Primitive London is the brain child of Andrew Green whose accessory brand Torso Corso has been stocked in Candy and Lui Nemeth the daughter of Harajuku icon Christopher Nemeth. It is something of a half-way house between boutique, studio and gallery, which instantly put me in mind of the Kitakore building in Koenji, especially as they stock designers who work out of there such as ilil and Banzai. However, while it is clear that they share similar values with the brands of Kitakore, that is really where the comparisons should end. This is a unique space with an atmosphere all its own and there is a definite sense that it will inevitably go on to gain the kind of legendary status of other key London select shops like Sick, Boy London and Year Zero London. I am altogether quite taken with it and you can be sure whenever I am in the UK, I will always make time for Primitive:
You can’t talk about Primitive London without mentioning the location. It is not all that out of the way really, but by virtue of being completely isolated from any other retail space it really does feel secluded, tucked away as it is under a railway arch in Haggerston. Going there feels a bit like a pilgrimage and lends it far more exclusivity than if it was on full view on Brick Lane – you know you are in the right place when you see their symbol as the only identifyer on a whole series of otherwise identical archways:
You would never guess that behind this door lurks work by some of the finest designers in Tokyo and London. A very urban cult indeed…
Inside the clothes are the stars, exhibited as in a gallery against a stark practical studio background. The hand is by Banzai and is only the start of a series of wearable human body themed pieces. Oh and guess what that pendent on the lower left is made of…
They also do a good line in vintage including the likes of Ann Demeulemeester and Vivienne Westwood. It is altogether pleasantly surreal to see Ann D next to Banzai!
Lui at work.
Frankly offensively cool t-shirts hanging from the high ceiling.
It wouldn’t be a cool boutique without a token toy on a necklace.
Work from the previous exhibition by Joseph Nigoghossian where he took 100 frames from a short film to create a series of unique t-shirts. Before that it was the stunning Three Exhibition featuring the unbelievably talented Discount.
They are also one of the few places in the UK to keep Fruits, Tune and Street magazine. Check out the cover of Street by the exceptionally talented Mamy.
Ambush and Ambush x Cassette Playa jewelry if you wanted to be the first in the UK to flaunt it.
Primitive do have their own accessory line as well including some amazing taxidermy delights.
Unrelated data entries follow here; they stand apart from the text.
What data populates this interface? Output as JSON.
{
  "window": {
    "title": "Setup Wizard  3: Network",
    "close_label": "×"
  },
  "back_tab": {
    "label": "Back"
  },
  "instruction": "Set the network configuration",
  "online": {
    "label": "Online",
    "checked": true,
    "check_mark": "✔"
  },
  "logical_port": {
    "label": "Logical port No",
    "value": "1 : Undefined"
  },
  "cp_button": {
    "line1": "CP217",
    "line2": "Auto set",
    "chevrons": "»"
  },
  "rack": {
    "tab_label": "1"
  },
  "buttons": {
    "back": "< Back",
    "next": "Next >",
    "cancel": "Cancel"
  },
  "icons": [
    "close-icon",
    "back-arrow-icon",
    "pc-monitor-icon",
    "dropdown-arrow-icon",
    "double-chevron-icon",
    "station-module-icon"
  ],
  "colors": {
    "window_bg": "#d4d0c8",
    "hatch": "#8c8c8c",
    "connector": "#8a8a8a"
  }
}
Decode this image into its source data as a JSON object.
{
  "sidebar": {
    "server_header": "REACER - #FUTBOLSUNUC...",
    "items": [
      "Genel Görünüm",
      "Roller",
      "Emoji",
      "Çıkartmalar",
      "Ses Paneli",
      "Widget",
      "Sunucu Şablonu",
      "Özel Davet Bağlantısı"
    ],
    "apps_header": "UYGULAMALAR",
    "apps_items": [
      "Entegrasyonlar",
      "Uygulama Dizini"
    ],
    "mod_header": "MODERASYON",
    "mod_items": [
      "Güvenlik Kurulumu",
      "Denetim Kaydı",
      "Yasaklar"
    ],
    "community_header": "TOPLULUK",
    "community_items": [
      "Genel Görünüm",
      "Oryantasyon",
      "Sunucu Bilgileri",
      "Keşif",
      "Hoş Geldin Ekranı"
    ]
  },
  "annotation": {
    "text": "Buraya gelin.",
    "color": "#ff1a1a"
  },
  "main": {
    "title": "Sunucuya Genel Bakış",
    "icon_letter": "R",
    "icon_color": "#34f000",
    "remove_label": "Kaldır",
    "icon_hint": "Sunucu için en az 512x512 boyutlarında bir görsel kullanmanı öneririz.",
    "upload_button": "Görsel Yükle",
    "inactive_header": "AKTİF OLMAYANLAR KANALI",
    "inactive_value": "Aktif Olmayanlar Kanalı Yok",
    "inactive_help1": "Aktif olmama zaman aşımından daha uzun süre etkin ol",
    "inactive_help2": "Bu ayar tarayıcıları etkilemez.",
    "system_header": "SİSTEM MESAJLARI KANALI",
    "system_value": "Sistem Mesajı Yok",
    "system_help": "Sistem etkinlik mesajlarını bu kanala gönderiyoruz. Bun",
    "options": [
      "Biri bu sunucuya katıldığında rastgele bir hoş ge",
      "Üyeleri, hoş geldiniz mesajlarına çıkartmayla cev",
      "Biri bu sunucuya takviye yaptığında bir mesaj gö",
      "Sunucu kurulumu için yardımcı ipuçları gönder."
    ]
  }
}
The stark lighting in the shop makes everything conspicuously visible rather than hidden in the shadows like so many other boutiques.
Close-up of a Balmung cape.
It really is a great space and I can’t wait to see who exhibits in it next.
More Ann D, next to brushes used to display jewelry – genius!
Our very stylish hosts.
Primitive ultimately aims to stock more of their own items and I think we can all look forward to that further down the line. For me what is so admirable is the desire to cultivate a direct relationship with their customers – to make the items and sell them personally. It is that which fosters the kind of creativity that is best exemplified in the case of Tokyo by Dog Harajuku, Kitakore and Tarzan Kick – in effect you let the customers influence you rather than producing seasonal collections in isolation and sold through multiple layers of buyers and stockists. Whether Primitive can successfully make that shift remains to be seen, but they clearly are going the right way right now.
Either way, this is one place you have to add to your regular haunts in London. It is the only place in the UK where you can see, touch and buy a good amount of Japanese brands, and obviously the UK ones they stock are equally worthy of your time as well.
You can check out there site here and you can rely on us here at Tokyo Telephone to keep you up to date on any developments.